View Full Version : Uranus Mystery Solved?

2004-Mar-13, 03:42 AM
The magnetic fields of Uranus and Neptune have puzzled astronomers. But now an article in Nature has a proposed solution.

Enigma of Uranus solved at last (http://story.news.yahoo.com/news?tmpl=story&cid=1540&e=4&u=/afp/space_uranus_magnetism)

Ian Goddard
2004-Mar-13, 04:37 AM
Thanks harlequin! Here's the abstract:

Nature 428, 151 - 153 (11 March 2004) (http://www.nature.com/cgi-taf/DynaPage.taf?file=/nature/journal/v428/n6979/abs/nature02376_fs.html)

Convective-region geometry as the cause of Uranus' and Neptune's unusual magnetic fields


The discovery of Uranus' and Neptune's non-dipolar, non-axisymmetric magnetic fields destroyed the picture—established by Earth, Jupiter and Saturn—that planetary magnetic fields are dominated by axial dipoles. Although various explanations for these unusual fields have been proposed, the cause of such field morphologies remains unexplained. Planetary magnetic fields are generated by complex fluid motions in electrically conducting regions of the planets (a process known as dynamo action), and so are intimately linked to the structure and evolution of planetary interiors. Determining why Uranus and Neptune have different field morphologies is not only critical for studying the interiors of these planets, but also essential for understanding the dynamics of magnetic-field generation in all planets. Here we present three-dimensional numerical dynamo simulations that model the dynamo source region as a convecting thin shell surrounding a stably stratified fluid interior. We show that this convective-region geometry produces magnetic fields similar in morphology to those of Uranus and Neptune. The fields are non-dipolar and non-axisymmetric, and result from a combination of the stable fluid's response to electromagnetic stress and the small length scales imposed by the thin shell.

2004-Mar-13, 05:26 AM
So what does it mean exactly to say that a magnetic field is non-dipolar, non-axisymmetric? :-?

2004-Mar-13, 06:22 AM
So what does it mean exactly to say that a magnetic field is non-dipolar, non-axisymmetric? :-?

The quote went over my head ten syllables into the first word. :D
Still; I'd read 'non-dipolar, axis-symmetric' to mean it doesn't have a definable north-south orientation at or near the geographic poles. I suppose it stands to reason; I remember reading that a planet's magnetic field is largely created by a rotating molten core - as the planet spins; the molten (largely iron) core acts like a huge generator; producing a whopping magnetic field. Since the rotation's axis is at the poles; the field lines up so. If a planet doesn't have a molten (or ferrous I wonder?) core; a magnetic field wouldn't be created - or at least, it wouldn't line up so preciseley; it'd act more like a a big lump of a rare-earth magnet - a compass needle would sort of drift around depending where one stood.
That's my guess - am I close? :)
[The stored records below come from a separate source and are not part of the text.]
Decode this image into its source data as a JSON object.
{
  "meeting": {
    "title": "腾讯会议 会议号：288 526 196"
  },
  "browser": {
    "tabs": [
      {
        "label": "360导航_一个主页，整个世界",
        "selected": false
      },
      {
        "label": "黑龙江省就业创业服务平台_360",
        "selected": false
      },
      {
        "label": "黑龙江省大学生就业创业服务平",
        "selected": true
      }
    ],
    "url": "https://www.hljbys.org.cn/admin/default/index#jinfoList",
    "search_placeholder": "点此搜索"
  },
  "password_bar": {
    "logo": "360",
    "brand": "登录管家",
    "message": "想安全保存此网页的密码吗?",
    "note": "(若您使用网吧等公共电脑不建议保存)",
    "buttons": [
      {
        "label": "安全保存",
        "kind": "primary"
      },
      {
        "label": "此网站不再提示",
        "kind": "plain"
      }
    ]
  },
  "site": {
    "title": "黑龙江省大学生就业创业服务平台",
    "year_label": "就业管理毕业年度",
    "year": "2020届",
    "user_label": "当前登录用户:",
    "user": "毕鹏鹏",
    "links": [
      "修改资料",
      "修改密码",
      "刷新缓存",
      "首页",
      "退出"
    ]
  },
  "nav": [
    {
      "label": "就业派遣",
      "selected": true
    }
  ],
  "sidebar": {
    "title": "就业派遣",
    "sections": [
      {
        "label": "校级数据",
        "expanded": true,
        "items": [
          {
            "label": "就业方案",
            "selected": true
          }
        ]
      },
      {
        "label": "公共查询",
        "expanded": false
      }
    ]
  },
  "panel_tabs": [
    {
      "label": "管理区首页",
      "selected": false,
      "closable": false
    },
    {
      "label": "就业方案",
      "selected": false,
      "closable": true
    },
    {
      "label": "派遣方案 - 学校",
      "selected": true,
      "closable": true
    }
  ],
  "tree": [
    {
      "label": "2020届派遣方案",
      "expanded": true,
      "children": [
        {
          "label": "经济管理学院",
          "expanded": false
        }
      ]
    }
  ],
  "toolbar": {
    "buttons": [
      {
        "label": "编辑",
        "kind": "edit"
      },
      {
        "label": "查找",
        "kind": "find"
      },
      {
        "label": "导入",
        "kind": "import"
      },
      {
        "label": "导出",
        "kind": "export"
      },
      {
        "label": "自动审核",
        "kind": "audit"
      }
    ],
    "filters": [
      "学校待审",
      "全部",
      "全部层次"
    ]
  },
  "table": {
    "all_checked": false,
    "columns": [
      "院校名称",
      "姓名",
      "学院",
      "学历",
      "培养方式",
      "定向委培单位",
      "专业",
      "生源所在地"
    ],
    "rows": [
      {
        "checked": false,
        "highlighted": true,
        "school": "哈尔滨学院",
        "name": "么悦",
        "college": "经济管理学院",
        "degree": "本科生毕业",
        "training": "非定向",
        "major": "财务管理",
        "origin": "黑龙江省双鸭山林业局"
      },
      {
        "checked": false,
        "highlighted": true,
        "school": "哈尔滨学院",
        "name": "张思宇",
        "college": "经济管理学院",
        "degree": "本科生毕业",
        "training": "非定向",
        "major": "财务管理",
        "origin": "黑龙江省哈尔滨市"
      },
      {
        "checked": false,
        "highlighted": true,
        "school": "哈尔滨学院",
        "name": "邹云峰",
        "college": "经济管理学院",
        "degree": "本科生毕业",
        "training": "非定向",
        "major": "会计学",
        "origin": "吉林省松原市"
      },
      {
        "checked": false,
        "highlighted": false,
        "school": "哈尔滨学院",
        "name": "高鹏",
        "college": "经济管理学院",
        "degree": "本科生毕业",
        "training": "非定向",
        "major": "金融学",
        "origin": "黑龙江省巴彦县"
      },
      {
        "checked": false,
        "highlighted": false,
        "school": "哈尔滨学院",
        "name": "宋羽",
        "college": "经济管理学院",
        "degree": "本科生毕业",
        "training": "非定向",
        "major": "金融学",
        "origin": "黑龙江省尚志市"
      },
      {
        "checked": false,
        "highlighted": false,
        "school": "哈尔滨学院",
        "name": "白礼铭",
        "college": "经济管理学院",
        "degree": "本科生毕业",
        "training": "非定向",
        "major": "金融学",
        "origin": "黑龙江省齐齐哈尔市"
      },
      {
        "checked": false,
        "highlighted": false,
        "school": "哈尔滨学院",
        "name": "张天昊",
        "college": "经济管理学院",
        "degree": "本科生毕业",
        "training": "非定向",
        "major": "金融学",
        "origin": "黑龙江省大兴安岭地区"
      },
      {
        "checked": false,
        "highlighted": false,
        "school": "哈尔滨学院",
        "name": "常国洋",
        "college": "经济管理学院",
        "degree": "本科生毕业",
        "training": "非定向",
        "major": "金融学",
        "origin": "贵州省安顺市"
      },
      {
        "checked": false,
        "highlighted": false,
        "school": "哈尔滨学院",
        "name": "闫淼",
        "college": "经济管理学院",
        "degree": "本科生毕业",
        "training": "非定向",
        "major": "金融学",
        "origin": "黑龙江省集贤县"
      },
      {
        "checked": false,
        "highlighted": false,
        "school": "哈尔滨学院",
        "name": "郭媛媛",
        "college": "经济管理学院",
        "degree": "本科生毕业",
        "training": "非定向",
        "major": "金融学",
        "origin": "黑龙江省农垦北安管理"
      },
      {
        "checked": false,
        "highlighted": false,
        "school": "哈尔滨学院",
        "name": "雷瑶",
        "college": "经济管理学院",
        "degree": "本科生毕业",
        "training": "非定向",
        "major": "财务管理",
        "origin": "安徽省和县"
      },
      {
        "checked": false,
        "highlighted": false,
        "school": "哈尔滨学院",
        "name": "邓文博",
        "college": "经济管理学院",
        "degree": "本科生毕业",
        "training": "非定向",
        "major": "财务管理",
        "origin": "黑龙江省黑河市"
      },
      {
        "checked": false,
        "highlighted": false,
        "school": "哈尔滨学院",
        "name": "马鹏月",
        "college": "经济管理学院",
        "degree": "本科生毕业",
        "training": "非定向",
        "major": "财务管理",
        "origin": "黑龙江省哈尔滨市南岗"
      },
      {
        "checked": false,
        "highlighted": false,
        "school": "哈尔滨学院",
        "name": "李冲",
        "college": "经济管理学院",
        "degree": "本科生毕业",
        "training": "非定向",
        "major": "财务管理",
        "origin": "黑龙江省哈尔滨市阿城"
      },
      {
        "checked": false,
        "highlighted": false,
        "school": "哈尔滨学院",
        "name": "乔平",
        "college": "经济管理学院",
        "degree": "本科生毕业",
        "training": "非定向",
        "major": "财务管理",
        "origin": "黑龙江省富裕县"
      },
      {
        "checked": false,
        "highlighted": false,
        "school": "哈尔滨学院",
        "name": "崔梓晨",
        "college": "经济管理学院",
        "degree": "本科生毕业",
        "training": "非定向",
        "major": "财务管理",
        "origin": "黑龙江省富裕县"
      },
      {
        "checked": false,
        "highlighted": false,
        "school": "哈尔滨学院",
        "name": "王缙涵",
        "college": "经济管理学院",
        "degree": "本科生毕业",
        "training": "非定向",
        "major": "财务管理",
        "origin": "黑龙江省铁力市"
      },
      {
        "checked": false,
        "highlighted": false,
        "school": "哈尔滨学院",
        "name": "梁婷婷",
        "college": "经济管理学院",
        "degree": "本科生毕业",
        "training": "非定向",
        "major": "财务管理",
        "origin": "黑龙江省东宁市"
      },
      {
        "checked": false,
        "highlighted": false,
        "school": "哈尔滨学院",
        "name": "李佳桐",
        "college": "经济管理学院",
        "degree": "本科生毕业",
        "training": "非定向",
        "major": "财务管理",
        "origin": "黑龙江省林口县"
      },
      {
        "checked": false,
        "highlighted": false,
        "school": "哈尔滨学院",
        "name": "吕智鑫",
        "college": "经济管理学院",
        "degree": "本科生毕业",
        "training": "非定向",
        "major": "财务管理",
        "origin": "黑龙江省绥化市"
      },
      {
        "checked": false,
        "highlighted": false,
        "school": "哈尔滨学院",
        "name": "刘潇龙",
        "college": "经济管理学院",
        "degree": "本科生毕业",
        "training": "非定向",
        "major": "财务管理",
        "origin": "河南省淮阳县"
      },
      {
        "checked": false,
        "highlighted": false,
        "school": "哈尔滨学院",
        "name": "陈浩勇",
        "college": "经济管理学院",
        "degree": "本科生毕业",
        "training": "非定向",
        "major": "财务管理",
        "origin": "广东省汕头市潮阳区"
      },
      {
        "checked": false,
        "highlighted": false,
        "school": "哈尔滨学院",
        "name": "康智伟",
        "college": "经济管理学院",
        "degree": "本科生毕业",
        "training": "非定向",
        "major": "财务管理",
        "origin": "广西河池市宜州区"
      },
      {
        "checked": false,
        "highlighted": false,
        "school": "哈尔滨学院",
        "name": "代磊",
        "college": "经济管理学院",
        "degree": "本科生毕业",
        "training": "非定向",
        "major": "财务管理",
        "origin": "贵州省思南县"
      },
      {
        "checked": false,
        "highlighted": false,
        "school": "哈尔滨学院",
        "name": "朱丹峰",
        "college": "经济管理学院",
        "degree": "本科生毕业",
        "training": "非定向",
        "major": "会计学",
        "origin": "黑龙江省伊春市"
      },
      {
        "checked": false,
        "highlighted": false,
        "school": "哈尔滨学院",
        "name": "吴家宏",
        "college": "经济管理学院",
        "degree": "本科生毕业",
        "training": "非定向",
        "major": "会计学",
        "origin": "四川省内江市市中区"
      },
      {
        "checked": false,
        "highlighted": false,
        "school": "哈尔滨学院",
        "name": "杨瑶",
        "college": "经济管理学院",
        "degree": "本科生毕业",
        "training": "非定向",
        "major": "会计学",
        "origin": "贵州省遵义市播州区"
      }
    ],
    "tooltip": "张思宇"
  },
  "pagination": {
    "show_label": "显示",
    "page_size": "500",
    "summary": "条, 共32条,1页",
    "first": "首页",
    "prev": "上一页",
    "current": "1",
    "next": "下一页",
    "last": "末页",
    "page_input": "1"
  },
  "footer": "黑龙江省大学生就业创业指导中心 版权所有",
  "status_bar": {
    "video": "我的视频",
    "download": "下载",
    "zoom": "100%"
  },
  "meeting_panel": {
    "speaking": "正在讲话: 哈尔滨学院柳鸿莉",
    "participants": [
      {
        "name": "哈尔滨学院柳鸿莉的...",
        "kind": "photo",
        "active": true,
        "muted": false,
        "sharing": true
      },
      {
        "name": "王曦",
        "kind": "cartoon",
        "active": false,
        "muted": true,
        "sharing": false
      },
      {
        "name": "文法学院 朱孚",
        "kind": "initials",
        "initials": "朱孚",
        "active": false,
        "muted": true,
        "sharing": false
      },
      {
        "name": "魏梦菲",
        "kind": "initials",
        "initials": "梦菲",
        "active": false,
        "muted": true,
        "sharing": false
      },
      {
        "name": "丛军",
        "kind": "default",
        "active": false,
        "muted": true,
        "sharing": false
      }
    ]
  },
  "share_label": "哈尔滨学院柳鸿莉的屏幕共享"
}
2004-Mar-13, 06:42 PM
Pictures of the measured and simulated fields can be seen in the Physics Web (http://www.PHYSICSWEB.ORG/article/news/8/3/6) article.

2004-Mar-14, 02:06 AM
Ok. Based on the illustration from the link, they are non-axisymetric because the magnetic poles don't line up with the spin axis of the planet. They are non-dipolar because they have two different north and south magnetic poles (but they are dipolar in the sense that each north pole has a matching south pole). Weird.

Thanks for the link.

2004-Mar-14, 03:35 AM
Well; I was close enough for a newbie... :lol:

Tobin Dax
2004-Mar-14, 07:21 AM
Espritch, I think non-axisymmetric refers to the field not being polar (like a bar magnet, to paraphrase the image). It's not symmetric around an axis, whether or not that axis is the spin axis of the planet. The magnetic fields of Earth and pulsars are axisymmetric, but neither case lines up with the spin axis of the object. All that is needed for axisymmetry is cylindrical symmetry around a line.

2004-Mar-15, 08:32 AM
They have quadrupoles.... :o